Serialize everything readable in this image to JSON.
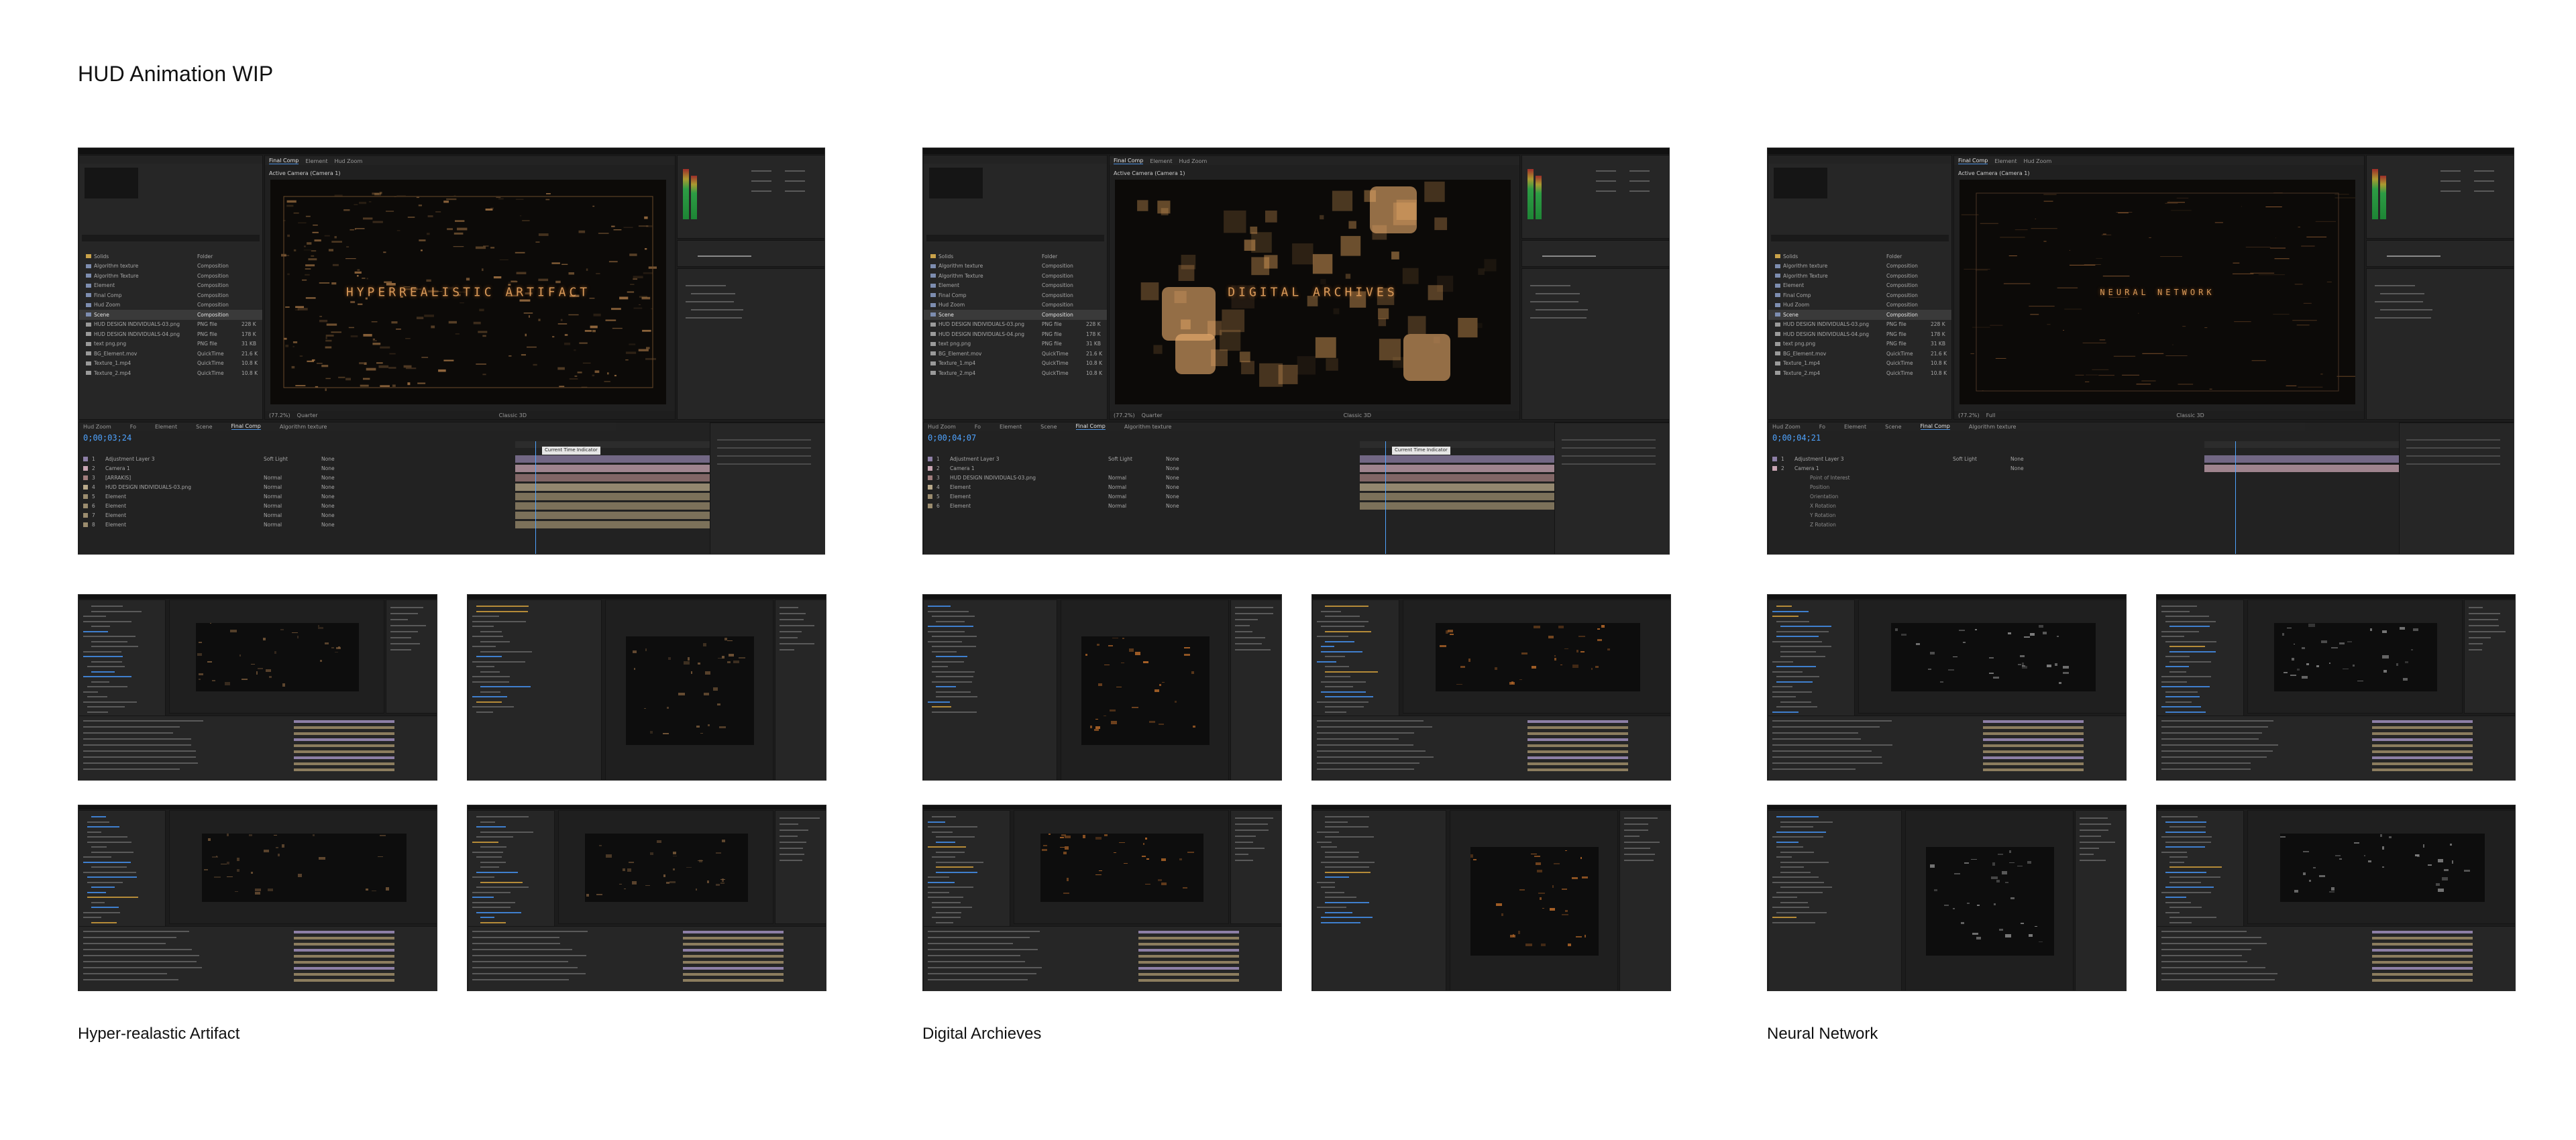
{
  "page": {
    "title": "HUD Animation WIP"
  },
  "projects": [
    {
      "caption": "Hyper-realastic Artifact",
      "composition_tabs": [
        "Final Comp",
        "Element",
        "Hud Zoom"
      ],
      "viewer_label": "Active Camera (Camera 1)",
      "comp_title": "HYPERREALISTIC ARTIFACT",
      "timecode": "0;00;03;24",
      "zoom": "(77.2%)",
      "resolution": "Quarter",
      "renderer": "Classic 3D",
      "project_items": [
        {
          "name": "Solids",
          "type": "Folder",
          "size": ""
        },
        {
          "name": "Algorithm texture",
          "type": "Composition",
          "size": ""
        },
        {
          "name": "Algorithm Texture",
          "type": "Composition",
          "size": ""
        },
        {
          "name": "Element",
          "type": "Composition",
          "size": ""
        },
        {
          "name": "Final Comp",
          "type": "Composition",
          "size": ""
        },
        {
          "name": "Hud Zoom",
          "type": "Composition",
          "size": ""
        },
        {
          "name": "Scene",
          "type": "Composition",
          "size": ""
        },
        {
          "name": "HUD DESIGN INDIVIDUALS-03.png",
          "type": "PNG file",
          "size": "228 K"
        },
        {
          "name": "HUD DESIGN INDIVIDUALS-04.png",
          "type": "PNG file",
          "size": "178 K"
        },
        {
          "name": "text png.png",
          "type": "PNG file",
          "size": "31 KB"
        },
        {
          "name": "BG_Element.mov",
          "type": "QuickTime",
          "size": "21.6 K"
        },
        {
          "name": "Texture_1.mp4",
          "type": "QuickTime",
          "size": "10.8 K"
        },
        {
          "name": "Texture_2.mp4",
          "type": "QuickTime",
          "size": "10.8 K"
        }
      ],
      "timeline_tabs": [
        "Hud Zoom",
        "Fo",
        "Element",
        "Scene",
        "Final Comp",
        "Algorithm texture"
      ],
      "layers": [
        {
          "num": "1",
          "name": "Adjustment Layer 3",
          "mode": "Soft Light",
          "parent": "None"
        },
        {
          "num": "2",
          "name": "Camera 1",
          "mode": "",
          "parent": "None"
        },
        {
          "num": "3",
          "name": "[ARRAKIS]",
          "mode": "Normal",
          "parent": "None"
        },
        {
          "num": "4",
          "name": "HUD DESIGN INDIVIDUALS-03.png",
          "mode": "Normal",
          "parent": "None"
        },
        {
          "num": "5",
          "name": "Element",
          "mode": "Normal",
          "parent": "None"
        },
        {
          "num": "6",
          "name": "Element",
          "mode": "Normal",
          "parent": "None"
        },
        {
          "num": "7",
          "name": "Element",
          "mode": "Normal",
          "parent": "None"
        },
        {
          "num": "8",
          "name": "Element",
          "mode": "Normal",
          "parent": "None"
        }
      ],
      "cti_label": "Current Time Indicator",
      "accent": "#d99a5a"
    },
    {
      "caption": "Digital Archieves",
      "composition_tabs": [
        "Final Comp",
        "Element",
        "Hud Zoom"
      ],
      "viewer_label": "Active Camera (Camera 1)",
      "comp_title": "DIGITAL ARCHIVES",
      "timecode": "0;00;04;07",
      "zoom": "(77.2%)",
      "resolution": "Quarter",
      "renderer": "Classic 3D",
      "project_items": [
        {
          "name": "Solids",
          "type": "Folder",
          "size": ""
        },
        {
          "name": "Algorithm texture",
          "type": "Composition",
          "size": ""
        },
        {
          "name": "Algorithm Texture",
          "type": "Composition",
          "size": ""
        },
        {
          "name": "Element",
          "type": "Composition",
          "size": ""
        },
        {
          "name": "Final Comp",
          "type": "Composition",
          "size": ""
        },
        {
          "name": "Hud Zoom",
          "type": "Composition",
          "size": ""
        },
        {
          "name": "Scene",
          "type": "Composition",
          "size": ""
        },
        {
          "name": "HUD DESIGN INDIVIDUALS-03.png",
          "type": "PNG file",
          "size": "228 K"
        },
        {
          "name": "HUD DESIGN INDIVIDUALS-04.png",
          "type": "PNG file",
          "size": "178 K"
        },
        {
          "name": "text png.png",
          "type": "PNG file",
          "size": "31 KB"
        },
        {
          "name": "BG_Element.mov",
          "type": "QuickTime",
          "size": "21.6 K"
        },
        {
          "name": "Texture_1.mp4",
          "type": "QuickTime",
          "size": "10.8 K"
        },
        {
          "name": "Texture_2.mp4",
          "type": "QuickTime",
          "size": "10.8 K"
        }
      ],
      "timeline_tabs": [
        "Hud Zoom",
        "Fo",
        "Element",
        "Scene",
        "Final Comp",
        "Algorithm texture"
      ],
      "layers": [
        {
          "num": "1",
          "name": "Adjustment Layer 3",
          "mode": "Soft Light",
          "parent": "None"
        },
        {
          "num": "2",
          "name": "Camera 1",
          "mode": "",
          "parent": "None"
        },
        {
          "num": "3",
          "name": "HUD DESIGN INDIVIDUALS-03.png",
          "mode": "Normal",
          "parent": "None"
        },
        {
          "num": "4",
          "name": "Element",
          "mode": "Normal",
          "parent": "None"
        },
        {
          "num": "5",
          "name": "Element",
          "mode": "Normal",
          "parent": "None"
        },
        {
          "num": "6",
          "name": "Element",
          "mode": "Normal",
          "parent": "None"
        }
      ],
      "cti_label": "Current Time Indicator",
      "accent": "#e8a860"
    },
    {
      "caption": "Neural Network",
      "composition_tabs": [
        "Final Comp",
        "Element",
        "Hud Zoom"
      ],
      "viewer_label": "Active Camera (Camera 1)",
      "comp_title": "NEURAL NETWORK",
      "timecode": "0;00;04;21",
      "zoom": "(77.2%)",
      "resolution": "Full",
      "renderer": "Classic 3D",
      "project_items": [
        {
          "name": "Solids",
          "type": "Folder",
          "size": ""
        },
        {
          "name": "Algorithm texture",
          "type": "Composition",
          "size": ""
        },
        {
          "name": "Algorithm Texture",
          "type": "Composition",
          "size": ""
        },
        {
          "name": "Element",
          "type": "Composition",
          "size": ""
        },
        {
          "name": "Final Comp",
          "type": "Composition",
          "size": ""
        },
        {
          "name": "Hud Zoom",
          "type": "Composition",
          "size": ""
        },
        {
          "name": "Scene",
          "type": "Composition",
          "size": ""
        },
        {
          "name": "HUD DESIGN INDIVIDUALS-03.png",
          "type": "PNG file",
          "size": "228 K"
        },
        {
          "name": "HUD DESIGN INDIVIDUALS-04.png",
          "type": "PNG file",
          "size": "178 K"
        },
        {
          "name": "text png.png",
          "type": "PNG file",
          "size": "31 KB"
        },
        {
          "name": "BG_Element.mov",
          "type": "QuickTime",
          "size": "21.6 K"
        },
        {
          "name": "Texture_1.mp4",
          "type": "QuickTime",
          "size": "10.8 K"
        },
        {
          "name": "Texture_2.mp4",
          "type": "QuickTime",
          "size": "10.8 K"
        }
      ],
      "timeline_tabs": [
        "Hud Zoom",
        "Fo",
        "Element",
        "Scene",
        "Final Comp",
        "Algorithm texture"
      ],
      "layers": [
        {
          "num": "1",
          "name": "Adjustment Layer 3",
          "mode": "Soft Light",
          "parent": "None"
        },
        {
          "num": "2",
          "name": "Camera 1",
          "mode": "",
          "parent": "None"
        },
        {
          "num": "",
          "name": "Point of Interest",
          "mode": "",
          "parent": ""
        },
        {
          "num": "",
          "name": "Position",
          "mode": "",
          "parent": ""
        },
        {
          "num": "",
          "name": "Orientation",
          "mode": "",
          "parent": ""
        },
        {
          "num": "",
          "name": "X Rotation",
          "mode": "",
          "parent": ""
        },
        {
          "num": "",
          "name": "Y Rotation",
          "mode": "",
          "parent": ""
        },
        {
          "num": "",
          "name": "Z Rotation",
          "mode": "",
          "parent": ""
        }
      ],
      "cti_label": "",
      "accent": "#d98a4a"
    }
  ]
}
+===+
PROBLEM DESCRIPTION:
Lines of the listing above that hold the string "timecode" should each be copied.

SOLUTION TO THIS TASK:
      "timecode": "0;00;03;24",
      "timecode": "0;00;04;07",
      "timecode": "0;00;04;21",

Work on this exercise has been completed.